Giant gravity batteries for storage of renewable energies

Gravity Energy Storage System in Rudong, China.

The world's first commercial Gravity Energy Storage System in Rudong near Shanghai. 

For wind and solar power plants to reach their full potential, they need storage systems. A Swiss start-up is introducing a gravity-based battery solution.

It is an extraordinary energy storage facility that has recently been completed in the Rudong district of Shanghai, China. Built by the Ticino-based company Energy Vault, the impressive building, some 120 metres high, houses hundreds of concrete blocks that are moved up and down by lifts. The blocks weigh several tonnes and are controlled by special AI-powered software.

Using gravity to store energy

Instead of using chemicals as in a conventional battery, the building uses gravity to store energy. Experts call this a Gravity Energy Storage System (GESS) and it is seen as a potential game changer for clean energy systems. The basic idea is that when there is a surplus of renewable energy from the wind and sun, it is used to lift blocks weighing several tonnes. The energy is then stored using gravity - in principle indefinitely and without loss.

Moving blocks up and down

This is how it works: When surplus energy is available from connected wind or solar power plants, the blocks, each weighing 24 tonnes and measuring around 12 cubic metres, are moved upwards in the buildings, which are over 100 metres high. When energy is needed, the blocks move down. The stored potential gravitational energy is then released as kinetic energy - which drives the generators. One option is to automatically lower a large number of the blocks in the evening to provide electricity for the night.

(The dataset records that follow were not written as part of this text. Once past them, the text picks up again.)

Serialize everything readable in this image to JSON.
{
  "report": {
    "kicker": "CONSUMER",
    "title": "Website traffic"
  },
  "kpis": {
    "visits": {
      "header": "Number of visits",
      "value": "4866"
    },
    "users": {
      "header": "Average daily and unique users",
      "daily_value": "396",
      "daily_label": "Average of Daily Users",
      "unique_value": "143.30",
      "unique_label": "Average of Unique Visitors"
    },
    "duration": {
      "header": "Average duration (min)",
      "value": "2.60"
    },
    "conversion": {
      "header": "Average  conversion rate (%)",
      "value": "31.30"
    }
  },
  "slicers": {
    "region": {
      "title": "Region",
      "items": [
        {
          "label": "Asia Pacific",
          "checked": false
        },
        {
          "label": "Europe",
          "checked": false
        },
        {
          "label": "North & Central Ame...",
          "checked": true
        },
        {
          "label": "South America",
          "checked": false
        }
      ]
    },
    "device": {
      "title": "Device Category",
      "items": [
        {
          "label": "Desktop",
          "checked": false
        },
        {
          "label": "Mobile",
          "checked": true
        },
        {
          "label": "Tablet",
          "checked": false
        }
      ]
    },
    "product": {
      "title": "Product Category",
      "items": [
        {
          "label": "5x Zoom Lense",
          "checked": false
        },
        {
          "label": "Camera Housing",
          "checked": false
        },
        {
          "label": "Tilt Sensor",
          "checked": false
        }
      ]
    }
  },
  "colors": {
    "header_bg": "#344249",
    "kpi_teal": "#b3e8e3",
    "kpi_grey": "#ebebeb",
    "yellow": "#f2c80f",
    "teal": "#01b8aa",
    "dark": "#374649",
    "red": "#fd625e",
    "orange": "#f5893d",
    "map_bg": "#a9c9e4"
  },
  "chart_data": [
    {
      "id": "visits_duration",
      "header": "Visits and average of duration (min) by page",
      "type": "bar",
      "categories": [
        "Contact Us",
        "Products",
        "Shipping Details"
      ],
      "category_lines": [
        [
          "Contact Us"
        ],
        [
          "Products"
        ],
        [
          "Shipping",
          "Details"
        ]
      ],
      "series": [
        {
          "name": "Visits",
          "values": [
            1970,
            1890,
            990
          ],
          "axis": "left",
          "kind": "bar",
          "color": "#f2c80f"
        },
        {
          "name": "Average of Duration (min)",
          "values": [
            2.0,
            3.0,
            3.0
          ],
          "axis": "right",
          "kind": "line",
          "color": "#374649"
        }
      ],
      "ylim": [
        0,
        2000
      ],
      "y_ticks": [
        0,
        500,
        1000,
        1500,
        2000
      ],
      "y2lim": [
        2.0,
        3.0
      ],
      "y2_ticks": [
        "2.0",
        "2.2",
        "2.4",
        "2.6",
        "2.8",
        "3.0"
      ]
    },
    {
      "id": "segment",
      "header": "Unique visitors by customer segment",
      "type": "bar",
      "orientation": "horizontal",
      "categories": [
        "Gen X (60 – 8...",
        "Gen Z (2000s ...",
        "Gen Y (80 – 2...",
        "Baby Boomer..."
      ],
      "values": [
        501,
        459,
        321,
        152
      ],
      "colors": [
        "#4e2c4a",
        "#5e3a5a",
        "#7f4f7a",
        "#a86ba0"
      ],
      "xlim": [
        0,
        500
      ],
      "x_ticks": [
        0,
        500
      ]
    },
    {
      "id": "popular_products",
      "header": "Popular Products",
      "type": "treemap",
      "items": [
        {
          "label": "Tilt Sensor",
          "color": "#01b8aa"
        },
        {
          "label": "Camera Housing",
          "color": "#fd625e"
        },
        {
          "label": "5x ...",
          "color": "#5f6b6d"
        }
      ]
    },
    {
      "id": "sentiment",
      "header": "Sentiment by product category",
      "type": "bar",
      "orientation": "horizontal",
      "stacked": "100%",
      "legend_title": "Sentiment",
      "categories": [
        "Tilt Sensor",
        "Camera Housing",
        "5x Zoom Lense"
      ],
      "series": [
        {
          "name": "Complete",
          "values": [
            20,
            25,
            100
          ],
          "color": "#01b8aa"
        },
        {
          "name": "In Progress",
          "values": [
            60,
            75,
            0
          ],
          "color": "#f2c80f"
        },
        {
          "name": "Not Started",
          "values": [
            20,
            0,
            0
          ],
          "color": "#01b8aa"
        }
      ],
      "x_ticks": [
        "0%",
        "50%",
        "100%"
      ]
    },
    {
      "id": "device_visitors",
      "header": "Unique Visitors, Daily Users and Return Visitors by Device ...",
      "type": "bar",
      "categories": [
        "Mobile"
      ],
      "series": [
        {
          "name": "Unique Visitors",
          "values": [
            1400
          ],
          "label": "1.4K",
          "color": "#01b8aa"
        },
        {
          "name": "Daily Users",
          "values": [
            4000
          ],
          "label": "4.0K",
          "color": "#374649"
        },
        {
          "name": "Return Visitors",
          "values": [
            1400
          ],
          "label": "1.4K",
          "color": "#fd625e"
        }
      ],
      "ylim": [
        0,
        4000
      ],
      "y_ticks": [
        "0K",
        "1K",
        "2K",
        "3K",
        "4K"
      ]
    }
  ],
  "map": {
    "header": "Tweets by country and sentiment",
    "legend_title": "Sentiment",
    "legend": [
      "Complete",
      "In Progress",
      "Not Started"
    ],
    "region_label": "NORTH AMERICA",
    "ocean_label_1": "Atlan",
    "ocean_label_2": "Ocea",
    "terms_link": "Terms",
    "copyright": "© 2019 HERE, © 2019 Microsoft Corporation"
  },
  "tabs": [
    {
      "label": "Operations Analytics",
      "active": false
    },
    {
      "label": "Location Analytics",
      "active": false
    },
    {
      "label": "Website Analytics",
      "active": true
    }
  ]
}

AI calculates energy needs and moves blocks

The blocks are moved around the building using AI-controlled software. In addition to the automated solution, the aim is to ensure that the power requirements can be accurately calculated and operated. According to Energy Vault, the blocks are made from local materials such as soil, sand or waste. Recycled materials such as shredded wind turbine blades or coal seams from fossil fuel production will also be used.

First gravitational batteries in use

Several projects are currently under way in China and the US, totalling 915 megawatt hours (MWh) of energy storage. The company's first commercial grid-scale project using its proprietary gravity energy storage technology in Rudong, near Shanghai, was connected to the grid in December 2023 and can store up to 100 MWh. In other words, this is enough electricity to power nine homes for a whole year just from stored energy.  According to a press article, nine other projects are currently under way in China alone.

The research and development of the gravity energy storage system has been based in Ticino and operational since 2019 with its own R&D centre. The commercial demonstration unit has been connected to the Swiss national utility grid and used for two years of testing and software commissioning.

Energy Vault’s own R&D Center in Ticino, Switzerland. Source: Energy Vault

Energy Vault’s own R&D Center in Ticino, Switzerland.